-- RECORDS follows --
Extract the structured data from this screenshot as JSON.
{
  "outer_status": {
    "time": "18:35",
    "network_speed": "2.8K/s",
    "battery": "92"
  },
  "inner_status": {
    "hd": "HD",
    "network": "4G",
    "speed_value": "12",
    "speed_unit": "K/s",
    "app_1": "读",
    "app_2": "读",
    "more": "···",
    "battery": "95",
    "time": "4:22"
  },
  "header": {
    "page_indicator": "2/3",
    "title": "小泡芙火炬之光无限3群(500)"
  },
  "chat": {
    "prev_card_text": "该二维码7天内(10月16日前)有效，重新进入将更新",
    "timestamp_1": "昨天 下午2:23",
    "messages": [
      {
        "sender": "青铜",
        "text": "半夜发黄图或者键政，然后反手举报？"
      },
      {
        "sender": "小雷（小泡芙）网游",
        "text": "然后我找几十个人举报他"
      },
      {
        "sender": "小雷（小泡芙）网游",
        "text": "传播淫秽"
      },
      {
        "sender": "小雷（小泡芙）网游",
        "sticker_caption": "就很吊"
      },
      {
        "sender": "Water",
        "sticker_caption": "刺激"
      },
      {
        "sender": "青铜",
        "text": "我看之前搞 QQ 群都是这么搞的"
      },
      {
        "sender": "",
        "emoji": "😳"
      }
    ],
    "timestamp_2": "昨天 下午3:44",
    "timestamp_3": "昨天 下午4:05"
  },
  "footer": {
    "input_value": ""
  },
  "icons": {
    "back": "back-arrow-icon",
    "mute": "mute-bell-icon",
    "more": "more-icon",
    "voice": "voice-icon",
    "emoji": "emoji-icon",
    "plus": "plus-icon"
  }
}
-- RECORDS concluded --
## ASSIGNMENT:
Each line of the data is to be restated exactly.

## SOLUTION TO THIS TASK:
Extract the structured data from this screenshot as JSON.
{
  "outer_status": {
    "time": "18:35",
    "network_speed": "2.8K/s",
    "battery": "92"
  },
  "inner_status": {
    "hd": "HD",
    "network": "4G",
    "speed_value": "12",
    "speed_unit": "K/s",
    "app_1": "读",
    "app_2": "读",
    "more": "···",
    "battery": "95",
    "time": "4:22"
  },
  "header": {
    "page_indicator": "2/3",
    "title": "小泡芙火炬之光无限3群(500)"
  },
  "chat": {
    "prev_card_text": "该二维码7天内(10月16日前)有效，重新进入将更新",
    "timestamp_1": "昨天 下午2:23",
    "messages": [
      {
        "sender": "青铜",
        "text": "半夜发黄图或者键政，然后反手举报？"
      },
      {
        "sender": "小雷（小泡芙）网游",
        "text": "然后我找几十个人举报他"
      },
      {
        "sender": "小雷（小泡芙）网游",
        "text": "传播淫秽"
      },
      {
        "sender": "小雷（小泡芙）网游",
        "sticker_caption": "就很吊"
      },
      {
        "sender": "Water",
        "sticker_caption": "刺激"
      },
      {
        "sender": "青铜",
        "text": "我看之前搞 QQ 群都是这么搞的"
      },
      {
        "sender": "",
        "emoji": "😳"
      }
    ],
    "timestamp_2": "昨天 下午3:44",
    "timestamp_3": "昨天 下午4:05"
  },
  "footer": {
    "input_value": ""
  },
  "icons": {
    "back": "back-arrow-icon",
    "mute": "mute-bell-icon",
    "more": "more-icon",
    "voice": "voice-icon",
    "emoji": "emoji-icon",
    "plus": "plus-icon"
  }
}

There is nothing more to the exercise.